Go over the data below and say how many lines hold the word "Juice". Only the number is needed.

*** Opening DATA PROVIDED ***

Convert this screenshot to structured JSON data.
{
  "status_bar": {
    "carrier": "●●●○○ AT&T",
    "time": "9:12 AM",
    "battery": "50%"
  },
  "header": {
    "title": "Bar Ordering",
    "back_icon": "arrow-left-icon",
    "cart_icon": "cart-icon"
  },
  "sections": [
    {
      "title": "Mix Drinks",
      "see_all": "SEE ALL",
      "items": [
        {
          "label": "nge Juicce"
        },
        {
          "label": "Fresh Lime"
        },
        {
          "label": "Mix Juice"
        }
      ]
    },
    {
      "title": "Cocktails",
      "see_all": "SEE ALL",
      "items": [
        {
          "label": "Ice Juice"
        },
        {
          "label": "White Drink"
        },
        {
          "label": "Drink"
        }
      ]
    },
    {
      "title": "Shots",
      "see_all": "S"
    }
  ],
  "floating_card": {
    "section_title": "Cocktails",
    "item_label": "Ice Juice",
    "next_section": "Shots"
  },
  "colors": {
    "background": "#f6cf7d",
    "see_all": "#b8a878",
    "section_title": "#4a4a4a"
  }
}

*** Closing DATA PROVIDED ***

#### THE COMPLETED TASK:
3